    • A Marlene Dietrich Expy sings "Falling In Love Again" from The Blue Angel - in Rick's bar.
  • One Nation Under Copyright: Much is made of the powerful Novicorp and its rival Lexicorp; the only mention of actual governments is an offhanded reference to the British Parliament.
  • The Password Is Always Swordfish: Or, in this case, "IY479". Take a look at Master Computer again...
    • It gets worse. Once the Chairman learns Fingal knows the password, he changes it to something extremely stupid:

 Fingal: Wait a minute! Why don't I try reversing the code? It's so simple, he probably thought nobody would try it.

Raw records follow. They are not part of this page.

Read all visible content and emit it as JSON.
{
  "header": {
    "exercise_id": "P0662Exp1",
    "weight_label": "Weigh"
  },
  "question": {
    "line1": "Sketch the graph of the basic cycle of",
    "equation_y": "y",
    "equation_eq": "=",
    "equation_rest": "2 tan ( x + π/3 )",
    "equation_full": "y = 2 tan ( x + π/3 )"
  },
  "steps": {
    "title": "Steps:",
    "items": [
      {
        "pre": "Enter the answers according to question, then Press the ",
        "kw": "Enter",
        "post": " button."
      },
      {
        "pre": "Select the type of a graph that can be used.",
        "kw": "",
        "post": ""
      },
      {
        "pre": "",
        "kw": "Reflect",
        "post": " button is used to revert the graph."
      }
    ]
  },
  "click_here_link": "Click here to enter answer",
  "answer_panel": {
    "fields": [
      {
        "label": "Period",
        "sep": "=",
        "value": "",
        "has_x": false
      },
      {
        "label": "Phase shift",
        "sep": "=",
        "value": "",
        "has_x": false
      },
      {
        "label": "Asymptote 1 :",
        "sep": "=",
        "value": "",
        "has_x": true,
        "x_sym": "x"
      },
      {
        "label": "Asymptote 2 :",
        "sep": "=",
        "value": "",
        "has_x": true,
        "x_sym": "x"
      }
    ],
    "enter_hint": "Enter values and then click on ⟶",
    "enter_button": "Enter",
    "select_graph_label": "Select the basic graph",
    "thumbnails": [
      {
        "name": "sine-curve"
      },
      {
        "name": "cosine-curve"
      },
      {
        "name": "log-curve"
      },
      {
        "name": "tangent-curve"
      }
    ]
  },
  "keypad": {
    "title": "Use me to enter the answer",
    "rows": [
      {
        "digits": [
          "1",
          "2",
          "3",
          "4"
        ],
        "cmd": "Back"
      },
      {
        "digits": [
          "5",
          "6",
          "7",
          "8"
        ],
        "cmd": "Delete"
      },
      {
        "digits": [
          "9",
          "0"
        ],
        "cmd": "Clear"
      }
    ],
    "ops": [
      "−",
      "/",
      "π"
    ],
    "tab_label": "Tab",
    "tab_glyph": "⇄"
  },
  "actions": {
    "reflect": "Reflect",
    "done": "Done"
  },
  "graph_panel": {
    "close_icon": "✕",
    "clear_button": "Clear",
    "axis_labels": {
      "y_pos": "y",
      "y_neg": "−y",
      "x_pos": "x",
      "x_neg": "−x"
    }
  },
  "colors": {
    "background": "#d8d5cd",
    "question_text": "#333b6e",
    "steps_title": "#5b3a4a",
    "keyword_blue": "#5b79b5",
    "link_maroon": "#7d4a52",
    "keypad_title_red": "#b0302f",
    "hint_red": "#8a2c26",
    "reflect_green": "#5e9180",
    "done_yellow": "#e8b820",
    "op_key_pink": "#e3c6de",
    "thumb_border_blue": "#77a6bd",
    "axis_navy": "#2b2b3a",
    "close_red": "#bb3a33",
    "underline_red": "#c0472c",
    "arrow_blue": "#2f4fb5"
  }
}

  • Playful Hacker: Fingal just wants to watch classic movies... when he should be working.
  • Running Gag: Anteaters are mocked with regularity. Mike and the 'bots are not amused.
  • Sesquipedalian Smith: Apollonia James.
  • Slap Slap Kiss: Although the actual kiss comes sometime after the slap, the mood does go romantic immediately after the slap.

 Apollonia: Fingal... I want to do the right thing... I'm just not sure what that is...

  • Stalker with a Crush: Felicia, a co-worker with whom Fingal is smitten, thinks of him as this.
  • Stock Footage: The part of Daisy the Baboon will be played by the James Uys nature documentary Animals Are Beautiful People.
  • Stop Trick: Used on occasion whenever something/one appears or vanishes from the VR simulation.
  • Take That: Against anteaters, of all things.
  • Talking to Himself: Raul Julia plays not only Aram Fingal, but also Fingal's Ascended Fanboy version of Rick from Casablanca in Cyberspace. The two are shown to interact on numerous occasions (in fact, at one point the timing of the Split Screen dialog doesn't quite match up, resulting in an awkward pause).
  • Twenty Minutes Into the Future: If nothing else, the movie did predict Netflix style services.
  • Video Inside Film Outside: Thanks to the Daisy footage coming from an old documentary.
  • Viewer-Friendly Interface: Complete with what looks like a 72-point screen font.
  • We Will Use Wiki Words in the Future: "Reconst," "flavo-fibes," "identicubes;" Servo snaps fairly early. "Medico," surprisingly, is an informal term for doctor or med student recognized by Microsoft Word and Firefox.
  • What Do You Mean Its Not Symbolic: At one point Apollonia confronts Fingal in the computer to try to dissuade him from messing with the computer systems, appearing out of the sky like a Messenger Of God, complete with a Cherubic Choir, Godiva Hair and two stone tablets. "Thou shalt not screw around with things thou dost not understand. Thou shalt not meddle in Novicorp hardware, or Novicorp shall hold thee responsible! Thou shalt not break out of HX368! Thou shalt not program!"
  • What the Hell, Hero?: Apollonia gives Fingal a well-deserved thrashing when she catches him using his "powers" to make a co-worker have sex with him.

 Apollonia: If this one-handed exercise is all you can think of to do with your life, you're a very little man, and I'm very disappointed in you!

    • A far more egregious example occurs when Fingal starts screwing with the world's weather for shits and giggles.
  • Year Inside, Hour Outside: Although several days (maybe even months, according to onscreen graphics) seem to pass within Fingal's simulation, only a few hours pass in the real world. This is, in fact, a plot point: they have only a few hours to find Final's body before the computer will no longer maintain his personality.
  • Your Mind Makes It Real: "It was eerie, watching Fingal create his own reality simulation around him! Especially since he didn't even know he was doing it!"